**Items from an interface collection:**
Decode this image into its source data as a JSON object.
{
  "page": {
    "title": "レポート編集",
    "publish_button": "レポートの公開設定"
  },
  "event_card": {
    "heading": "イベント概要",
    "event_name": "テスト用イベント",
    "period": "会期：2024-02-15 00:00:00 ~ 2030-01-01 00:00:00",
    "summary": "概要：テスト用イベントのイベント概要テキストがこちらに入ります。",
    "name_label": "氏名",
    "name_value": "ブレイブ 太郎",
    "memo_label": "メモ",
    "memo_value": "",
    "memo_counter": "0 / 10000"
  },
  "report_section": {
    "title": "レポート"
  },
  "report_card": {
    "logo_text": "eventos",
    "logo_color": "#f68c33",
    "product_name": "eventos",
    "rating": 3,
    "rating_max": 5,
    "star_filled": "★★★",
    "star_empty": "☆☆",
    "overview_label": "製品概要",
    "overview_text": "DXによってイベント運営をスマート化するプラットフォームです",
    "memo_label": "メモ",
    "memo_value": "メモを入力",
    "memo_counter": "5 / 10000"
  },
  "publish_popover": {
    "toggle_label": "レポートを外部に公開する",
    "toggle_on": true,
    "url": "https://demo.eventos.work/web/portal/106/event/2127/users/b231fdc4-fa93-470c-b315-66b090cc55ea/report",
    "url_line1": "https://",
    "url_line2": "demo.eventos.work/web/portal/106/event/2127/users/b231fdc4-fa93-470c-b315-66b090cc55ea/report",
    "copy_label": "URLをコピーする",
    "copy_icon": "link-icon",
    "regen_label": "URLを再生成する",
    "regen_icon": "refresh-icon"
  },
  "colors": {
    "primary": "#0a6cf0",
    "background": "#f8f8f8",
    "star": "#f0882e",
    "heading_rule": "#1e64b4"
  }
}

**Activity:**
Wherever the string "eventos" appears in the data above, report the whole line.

**Exercise answer:**
    "logo_text": "eventos",
    "product_name": "eventos",
    "url": "https://demo.eventos.work/web/portal/106/event/2127/users/b231fdc4-fa93-470c-b315-66b090cc55ea/report",
    "url_line2": "demo.eventos.work/web/portal/106/event/2127/users/b231fdc4-fa93-470c-b315-66b090cc55ea/report",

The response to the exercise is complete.